Other great support from the actors included my old friend Paul Bergevin playing a number of roles, including the worldly Playboy late night Museum Guard (with girlfriend troubled second Museum Guard, Mickey Aguilera).  He topped that moment, as Wolfgang Amadeus Mozart, summoned accidentally in a Blavatsky séance instead of Casanova himself.  Detecting a budding romance across the Ether with Blavatsky, Paul's Mozart delivers my favourite inlines of the play: "Now I am happy.  I have nothing to worry about.  Except Ken Russell.  I'm terrified that he might do my life story.  Boy, are my mates pissed.  For his sake, I hope he lives forever."

I've recently had the pleasure of communicating with Lisi Tribble Russell, the wife of the late great director, and I am pleased to say she understands my humorous salute to the man who influenced much of my later work.

My friend Joe Maxwell assumed the role of the Clouseau like police inspector, Auguste Bedpan (a pun on the Edgar Allan Poe detective).  I gave him some of my other funny lines: "We have arrested a man for sexually assaulting the Venus de Milo!"  "What are you charging him with?"  "Statue-tory rape!"  And when the hapless gumshoe finds the planted Hawaiian shirt that belonged to the framed Gaudy American Tourist, he shouts in victory "Ah ha!  The New Zealand National Flag!"  *giggles*  Joe Maxwell would work with me again in my comedy video show CRACKERS AT EIGHT.  His younger brother, Steve Maxwell, wonderfully played the youthful Pablo Picasso, scribbling on the Louvre Museum wall.  Pablo's embarrassed Mother was portrayed by Ann Soderquist.

I had a terrific supporting cast.  Art Hayes played the Museum Guide, crucial to the set up for the crime.  Kathy Conklin was Nous Alons, the servant to Madame Blavatsky.  She delivers the visual punch line to another one of my favourite sight gags.  Le Chat, after indulging in two cups of Lipton's Belladonna Tea.  In the teabag.  ("This Belladonna tea is Bela Lugosi!")  After finishing his two cups of tea, Blavatsky hits one of those little hotel desk bells.  "Oui, Madamme?" asks Nous Alons.  "Take his bags."  Well, you had to be there.  *giggles*

Barbara Barnes and Bob Goranson were quite  delightful as the Gaudy American Tourist Couple, Lee Harriet & Ozzie Waldman.  Barbara had a wonderful Estelle Parsons or Shirley Booth quality to her Lee Harriet.  And Bob was a perfect Mid-Western all around good guy simpleton.  A smart William Bendix type or a sports-minded, thinner John Goodman.  I hoped the audience would pick up on the Triple Entendre in their names, a play on both Ozzie & Harriet, but combined, Lee Harriet Ozzie Waldman, a symbolic pun for Lee Harvey Oswald.

Bill Slater was my solid, old school hero type: smart, but ultimately ineffectual.  A true work of art, literally and figuratively, was Diane Clarke as Desda-Mona Lisa.  Sitting, framed behind the Louvre museum wall, she was a visual gem, as well as a silent accomplice and girlfriend of Quasi Modo.

And so 40 years after the event, where has everyone gone?  Down other paths, it would seem.  Paul Bergevin is still a friend, banking institution and SPACE PIRATE RADIO music and art lover & collector extraordinaire.  And artist friend David Fontana is still a Brother in Alms to the Muses.  I read that Le Chat, John Casken entered the field of medicine: dentistry, I believe, and is living in Hawaii. 

The play did seem to have a life changing effect on Steve Moris, my comic surrogate Quasi.  Years back, he wrote me telling that the comedy bug from the show had stayed with him.  He entered the field of Stand Up Comedy and made a successful career of it.  He toured with Louis Anderson and has a ton of credits behind him now.  Well, how do you like that?
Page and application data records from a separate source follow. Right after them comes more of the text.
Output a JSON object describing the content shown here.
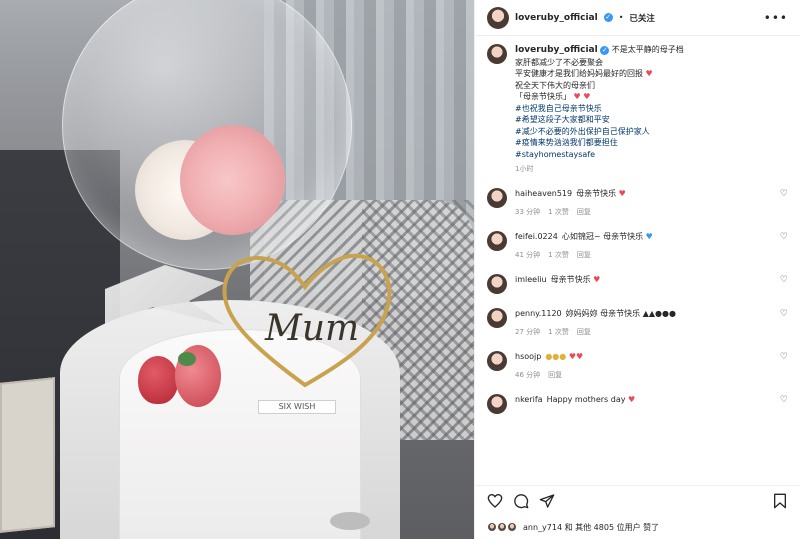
{
  "post": {
    "author": "loveruby_official",
    "follow_label": "已关注",
    "caption_lines": [
      "不是太平静的母子档",
      "家肝都减少了不必要聚会",
      "平安健康才是我们给妈妈最好的回报",
      "祝全天下伟大的母亲们",
      "「母亲节快乐」",
      "#也祝我自己母亲节快乐",
      "#希望这段子大家都和平安",
      "#减少不必要的外出保护自己保护家人",
      "#疫情来势汹汹我们都要担住",
      "#stayhomestaysafe"
    ],
    "caption_time": "1小时",
    "comments": [
      {
        "user": "haiheaven519",
        "text": "母亲节快乐",
        "time": "33 分钟",
        "likes": "1 次赞",
        "reply": "回复"
      },
      {
        "user": "feifei.0224",
        "text": "心如锦冠~ 母亲节快乐",
        "time": "41 分钟",
        "likes": "1 次赞",
        "reply": "回复"
      },
      {
        "user": "imleeliu",
        "text": "母亲节快乐",
        "time": "",
        "likes": "",
        "reply": ""
      },
      {
        "user": "penny.1120",
        "text": "妳妈妈妳 母亲节快乐",
        "time": "27 分钟",
        "likes": "1 次赞",
        "reply": "回复"
      },
      {
        "user": "hsoojp",
        "text": "",
        "time": "46 分钟",
        "likes": "",
        "reply": "回复"
      },
      {
        "user": "nkerifa",
        "text": "Happy mothers day",
        "time": "",
        "likes": "",
        "reply": ""
      }
    ],
    "likes_text": "ann_y714 和 其他 4805 位用户 赞了",
    "colors": {
      "heart_red": "#ed4956",
      "verified_blue": "#3897f0",
      "text_main": "#262626",
      "text_muted": "#8e8e8e"
    },
    "icons": [
      "more-icon",
      "heart-icon",
      "comment-icon",
      "share-icon",
      "bookmark-icon",
      "verified-icon"
    ]
  },
  "photo": {
    "topper_text": "Mum",
    "label_text": "SIX WISH"
  }
}
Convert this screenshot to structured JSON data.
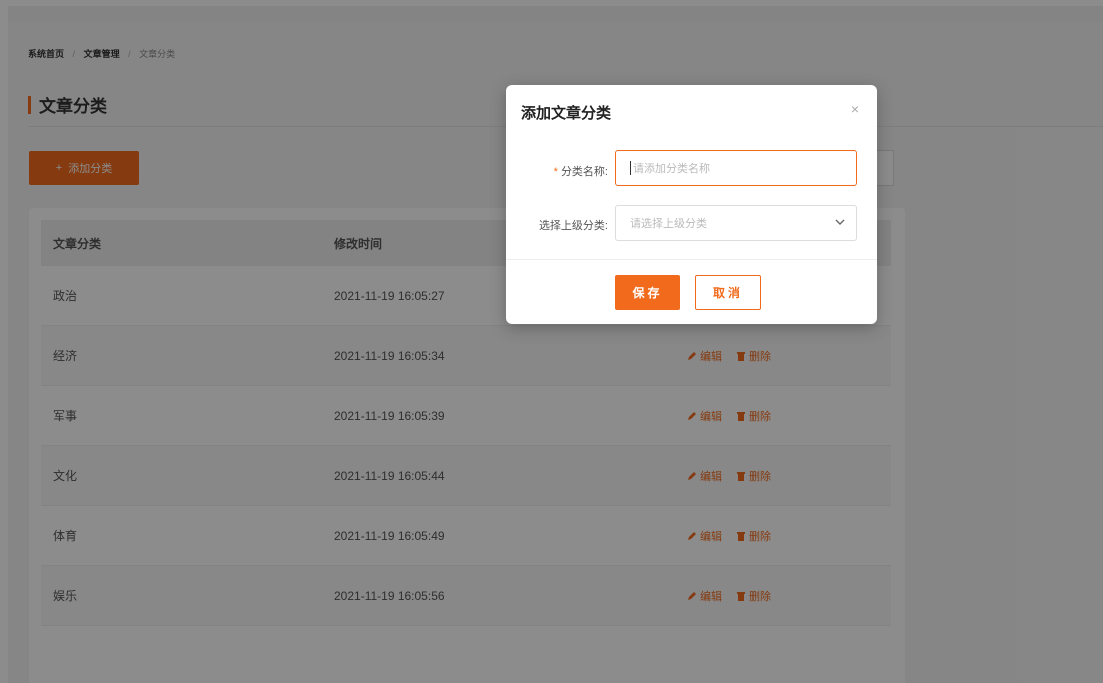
{
  "breadcrumb": {
    "home": "系统首页",
    "section": "文章管理",
    "current": "文章分类",
    "sep": "/"
  },
  "page": {
    "title": "文章分类",
    "add_button": "添加分类",
    "add_icon": "+"
  },
  "table": {
    "headers": [
      "文章分类",
      "修改时间"
    ],
    "rows": [
      {
        "category": "政治",
        "time": "2021-11-19 16:05:27"
      },
      {
        "category": "经济",
        "time": "2021-11-19 16:05:34"
      },
      {
        "category": "军事",
        "time": "2021-11-19 16:05:39"
      },
      {
        "category": "文化",
        "time": "2021-11-19 16:05:44"
      },
      {
        "category": "体育",
        "time": "2021-11-19 16:05:49"
      },
      {
        "category": "娱乐",
        "time": "2021-11-19 16:05:56"
      }
    ],
    "edit_label": "编辑",
    "delete_label": "删除"
  },
  "modal": {
    "title": "添加文章分类",
    "close": "×",
    "name_label": "分类名称:",
    "name_required": "*",
    "name_placeholder": "请添加分类名称",
    "parent_label": "选择上级分类:",
    "parent_placeholder": "请选择上级分类",
    "save": "保存",
    "cancel": "取消"
  },
  "colors": {
    "accent": "#f26b1d"
  },
  "icons": {
    "edit": "pencil-icon",
    "delete": "trash-icon",
    "select": "chevron-down-icon"
  }
}
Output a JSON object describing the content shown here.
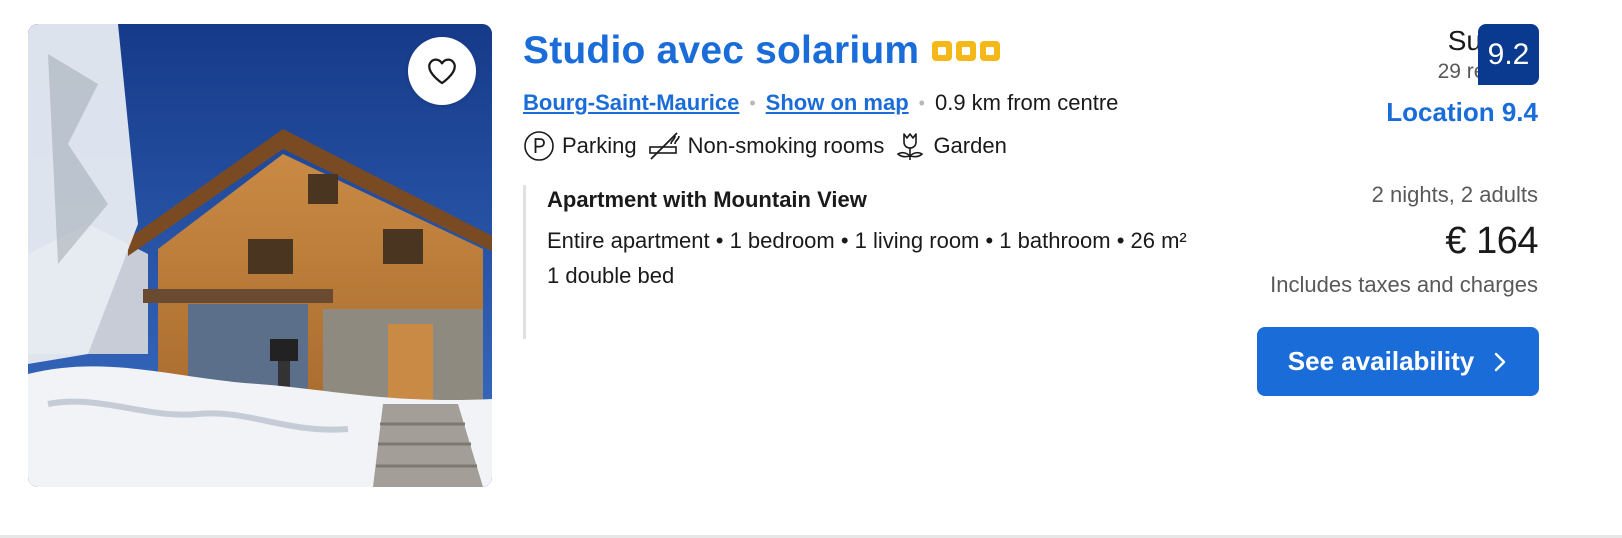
{
  "property": {
    "name": "Studio avec solarium",
    "star_rating": 3,
    "location_link": "Bourg-Saint-Maurice",
    "map_link": "Show on map",
    "distance": "0.9 km from centre",
    "favourite_icon": "heart-icon",
    "photo": "wooden-chalet-snow-photo"
  },
  "facilities": [
    {
      "icon": "parking-icon",
      "label": "Parking"
    },
    {
      "icon": "no-smoking-icon",
      "label": "Non-smoking rooms"
    },
    {
      "icon": "flower-icon",
      "label": "Garden"
    }
  ],
  "unit": {
    "name": "Apartment with Mountain View",
    "details": "Entire apartment • 1 bedroom • 1 living room • 1 bathroom • 26 m²",
    "bed": "1 double bed"
  },
  "review": {
    "word": "Superb",
    "count": "29 reviews",
    "score": "9.2",
    "location_score": "Location 9.4"
  },
  "pricing": {
    "stay": "2 nights, 2 adults",
    "price": "€ 164",
    "note": "Includes taxes and charges"
  },
  "cta": {
    "label": "See availability",
    "icon": "chevron-right-icon"
  },
  "colors": {
    "brand_blue": "#1a6dd8",
    "badge_navy": "#0a3a8f",
    "star_yellow": "#f4b919"
  }
}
I guess he did steal the show!

Thank you, everyone...